The upturn in hiring follows back-to-back quarters of sizzling growth in U.S. Gross Domestic Product, after a multi-trillion-dollar economic stimulus from both the Congress and the Federal Reserve helped jump start an economy on life support. As that stimulus fades later this year, the hope is that the rest of the wheels of the economy begin turning on their own.
But some economists caution that serious headwinds could slow that process.
One is the huge number of people without a paycheck, many of whom have been out of work for so long they are exhausting their unemployment benefits. That's weighing on consumer spending, which still accounts for roughly two-thirds of U.S. economic activity.
Congress has extended benefits three times and will likely have to do so again. The added benefits are also putting a big strain on states — whose budgets are already hurting — because state unemployment insurance funds have been severely drained by this recession.
Tight credit is also dampening growth for many small businesses, a critically important sector that creates the bulk of new jobs. Small- and mid-size banks that typically lend to small businesses are still working through a big pile of bad loans. That's made bankers a lots choosier about who they'll lend too.
Labor sector recovery uneven
The improvement in the job market, like the underlying economic recovery, is playing out unevenly. Unemployment remains highest in those parts of the country hit hardest by the housing bust, along with Midwest states that rely heavily on manufacturing.
The jobless rate for adult men was 10 percent in March, two points higher than for women. The rate for African-American workers was nearly twice as high as that for whites; older workers are generally faring better than younger workers.
The March data echoed reports from recruiters and staffing companies that they began to see job demand perk up at the beginning of the year. Job growth typically lags in an economic recovery as businesses slowly gain confidence that the upturn will sustain itself.
Until that confidence returns, many employers have been meeting increased demand for their products and services by adding overtime - or just asking existing employees to work harder. That's a big reason productivity numbers shot been through the roof for the last two quarters. But eventually, worn out workers need help in the form of new co-workers.
"Productivity increases have been really dramatic," said Matt Ferguson, CEO of the online job site Career Builder. "And those probably can't continue at those levels for long term. As you get into the fall, there will be a realization that companies have to add back to hit whatever revenue projections are making as they go into 2011."
But even as the pace of hiring picks up, it may take years to see a return to employment levels before the worst recession since the 1930s. Even if 200,000 to 300,000 new jobs are created every month, it will be years before the heavy job losses of the past three years are reversed.

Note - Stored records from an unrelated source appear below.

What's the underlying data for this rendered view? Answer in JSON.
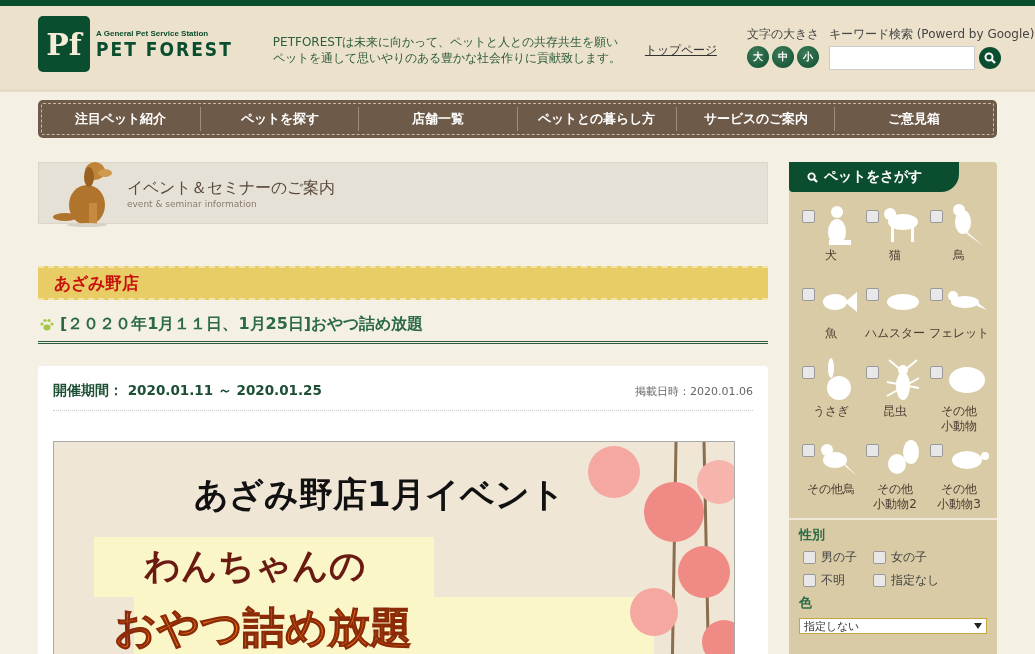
{
  "header": {
    "logo_mark": "Pf",
    "logo_tagline": "A General Pet Service Station",
    "logo_name": "PET FOREST",
    "message": [
      "PETFORESTは未来に向かって、ペットと人との共存共生を願い",
      "ペットを通して思いやりのある豊かな社会作りに貢献致します。"
    ],
    "top_link": "トップページ",
    "font_size_label": "文字の大きさ",
    "font_sizes": [
      "大",
      "中",
      "小"
    ],
    "search_label": "キーワード検索 (Powerd by Google)"
  },
  "nav": [
    "注目ペット紹介",
    "ペットを探す",
    "店舗一覧",
    "ペットとの暮らし方",
    "サービスのご案内",
    "ご意見箱"
  ],
  "banner": {
    "title": "イベント＆セミナーのご案内",
    "subtitle": "event & seminar information"
  },
  "store": "あざみ野店",
  "event": {
    "title": "[２０２０年1月１１日、1月25日]おやつ詰め放題",
    "period_label": "開催期間：",
    "period": "2020.01.11 ～ 2020.01.25",
    "posted": "掲載日時：2020.01.06",
    "poster": [
      "あざみ野店1月イベント",
      "わんちゃんの",
      "おやつ詰め放題"
    ]
  },
  "sidebar": {
    "title": "ペットをさがす",
    "pets": [
      {
        "label": [
          "犬"
        ],
        "checked": false
      },
      {
        "label": [
          "猫"
        ],
        "checked": false
      },
      {
        "label": [
          "鳥"
        ],
        "checked": false
      },
      {
        "label": [
          "魚"
        ],
        "checked": false
      },
      {
        "label": [
          "ハムスター"
        ],
        "checked": false
      },
      {
        "label": [
          "フェレット"
        ],
        "checked": false
      },
      {
        "label": [
          "うさぎ"
        ],
        "checked": false
      },
      {
        "label": [
          "昆虫"
        ],
        "checked": false
      },
      {
        "label": [
          "その他",
          "小動物"
        ],
        "checked": false
      },
      {
        "label": [
          "その他鳥"
        ],
        "checked": false
      },
      {
        "label": [
          "その他",
          "小動物2"
        ],
        "checked": false
      },
      {
        "label": [
          "その他",
          "小動物3"
        ],
        "checked": false
      }
    ],
    "gender_label": "性別",
    "genders": [
      {
        "label": "男の子",
        "checked": false
      },
      {
        "label": "女の子",
        "checked": false
      },
      {
        "label": "不明",
        "checked": false
      },
      {
        "label": "指定なし",
        "checked": false
      }
    ],
    "color_label": "色",
    "color_value": "指定しない"
  }
}
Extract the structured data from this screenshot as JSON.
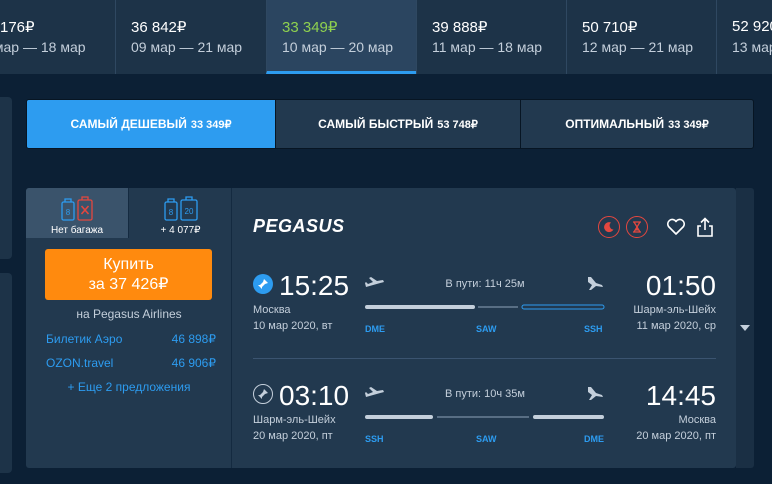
{
  "date_strip": [
    {
      "price": "176₽",
      "range": " мар — 18 мар"
    },
    {
      "price": "36 842₽",
      "range": "09 мар — 21 мар"
    },
    {
      "price": "33 349₽",
      "range": "10 мар — 20 мар"
    },
    {
      "price": "39 888₽",
      "range": "11 мар — 18 мар"
    },
    {
      "price": "50 710₽",
      "range": "12 мар — 21 мар"
    },
    {
      "price": "52 920",
      "range": "13 мар"
    }
  ],
  "sort_tabs": [
    {
      "label": "САМЫЙ ДЕШЕВЫЙ",
      "price": "33 349₽"
    },
    {
      "label": "САМЫЙ БЫСТРЫЙ",
      "price": "53 748₽"
    },
    {
      "label": "ОПТИМАЛЬНЫЙ",
      "price": "33 349₽"
    }
  ],
  "baggage": {
    "option1_label": "Нет багажа",
    "option1_hand": "8",
    "option2_label": "+ 4 077₽",
    "option2_hand": "8",
    "option2_bag": "20"
  },
  "buy": {
    "line1": "Купить",
    "line2": "за 37 426₽",
    "airline": "на Pegasus Airlines"
  },
  "agencies": [
    {
      "name": "Билетик Аэро",
      "price": "46 898₽"
    },
    {
      "name": "OZON.travel",
      "price": "46 906₽"
    }
  ],
  "more_offers": "+ Еще 2 предложения",
  "airline_logo": "PEGASUS",
  "icons": {
    "night": "moon-icon",
    "long_layover": "hourglass-icon",
    "favorite": "heart-icon",
    "share": "share-icon"
  },
  "segments": [
    {
      "dep_time": "15:25",
      "arr_time": "01:50",
      "dep_city": "Москва",
      "arr_city": "Шарм-эль-Шейх",
      "dep_date": "10 мар 2020, вт",
      "arr_date": "11 мар 2020, ср",
      "duration": "В пути: 11ч 25м",
      "codes": [
        "DME",
        "SAW",
        "SSH"
      ]
    },
    {
      "dep_time": "03:10",
      "arr_time": "14:45",
      "dep_city": "Шарм-эль-Шейх",
      "arr_city": "Москва",
      "dep_date": "20 мар 2020, пт",
      "arr_date": "20 мар 2020, пт",
      "duration": "В пути: 10ч 35м",
      "codes": [
        "SSH",
        "SAW",
        "DME"
      ]
    }
  ],
  "colors": {
    "accent": "#2d9cf0",
    "buy": "#ff8a0e",
    "active_price": "#8fd14f",
    "warning": "#e4473f"
  }
}
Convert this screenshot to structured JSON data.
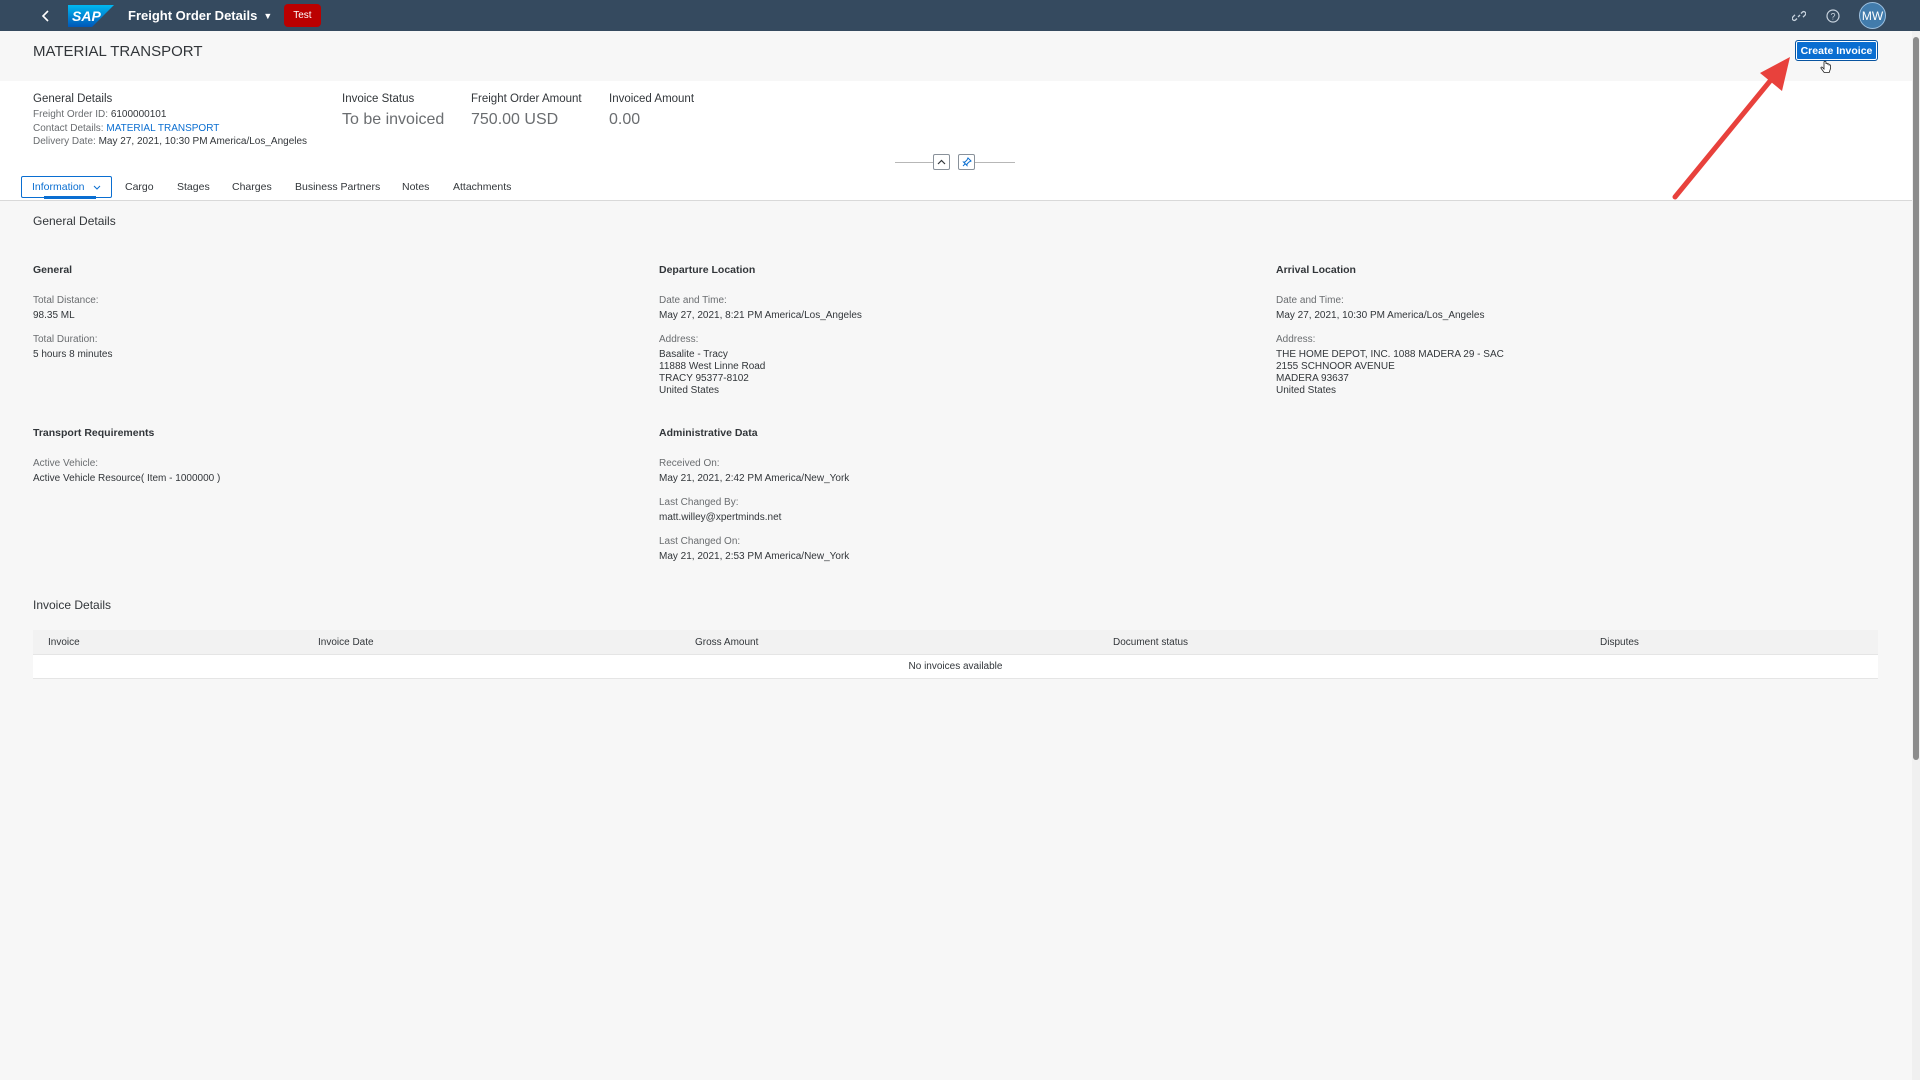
{
  "shell": {
    "logo_text": "SAP",
    "app_title": "Freight Order Details",
    "env_badge": "Test",
    "user_initials": "MW",
    "colors": {
      "shell_bg": "#354a5f",
      "env_badge": "#bb0000",
      "accent": "#0a6ed1"
    }
  },
  "header": {
    "title": "MATERIAL TRANSPORT",
    "create_invoice_label": "Create Invoice",
    "general_details_title": "General Details",
    "freight_order_id_label": "Freight Order ID:",
    "freight_order_id": "6100000101",
    "contact_details_label": "Contact Details:",
    "contact_details": "MATERIAL TRANSPORT",
    "delivery_date_label": "Delivery Date:",
    "delivery_date": "May 27, 2021, 10:30 PM America/Los_Angeles",
    "kpis": [
      {
        "title": "Invoice Status",
        "value": "To be invoiced"
      },
      {
        "title": "Freight Order Amount",
        "value": "750.00 USD"
      },
      {
        "title": "Invoiced Amount",
        "value": "0.00"
      }
    ]
  },
  "tabs": [
    {
      "label": "Information",
      "active": true
    },
    {
      "label": "Cargo"
    },
    {
      "label": "Stages"
    },
    {
      "label": "Charges"
    },
    {
      "label": "Business Partners"
    },
    {
      "label": "Notes"
    },
    {
      "label": "Attachments"
    }
  ],
  "general_details": {
    "section_title": "General Details",
    "general": {
      "title": "General",
      "total_distance_label": "Total Distance:",
      "total_distance": "98.35 ML",
      "total_duration_label": "Total Duration:",
      "total_duration": "5 hours 8 minutes"
    },
    "departure": {
      "title": "Departure Location",
      "datetime_label": "Date and Time:",
      "datetime": "May 27, 2021, 8:21 PM America/Los_Angeles",
      "address_label": "Address:",
      "address_lines": [
        "Basalite - Tracy",
        "11888 West Linne Road",
        "TRACY 95377-8102",
        "United States"
      ]
    },
    "arrival": {
      "title": "Arrival Location",
      "datetime_label": "Date and Time:",
      "datetime": "May 27, 2021, 10:30 PM America/Los_Angeles",
      "address_label": "Address:",
      "address_lines": [
        "THE HOME DEPOT, INC. 1088 MADERA 29 - SAC",
        "2155 SCHNOOR AVENUE",
        "MADERA 93637",
        "United States"
      ]
    },
    "transport": {
      "title": "Transport Requirements",
      "active_vehicle_label": "Active Vehicle:",
      "active_vehicle": "Active Vehicle Resource( Item - 1000000 )"
    },
    "admin": {
      "title": "Administrative Data",
      "received_on_label": "Received On:",
      "received_on": "May 21, 2021, 2:42 PM America/New_York",
      "last_changed_by_label": "Last Changed By:",
      "last_changed_by": "matt.willey@xpertminds.net",
      "last_changed_on_label": "Last Changed On:",
      "last_changed_on": "May 21, 2021, 2:53 PM America/New_York"
    }
  },
  "invoice_details": {
    "section_title": "Invoice Details",
    "columns": [
      "Invoice",
      "Invoice Date",
      "Gross Amount",
      "Document status",
      "Disputes"
    ],
    "empty_text": "No invoices available"
  }
}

In the meantime, the economy will continue to struggle as homeowners recover from high debt levels and big losses in the value of their homes.
"The labor market continues to improve but the improvement is moderate and unfortunately too slow to cure the consumer credit (and) housing foreclosure issues very quickly," said John Silvia, the chief economist at Wells Fargo. "Curing a hangover takes more time than it took to get drunk."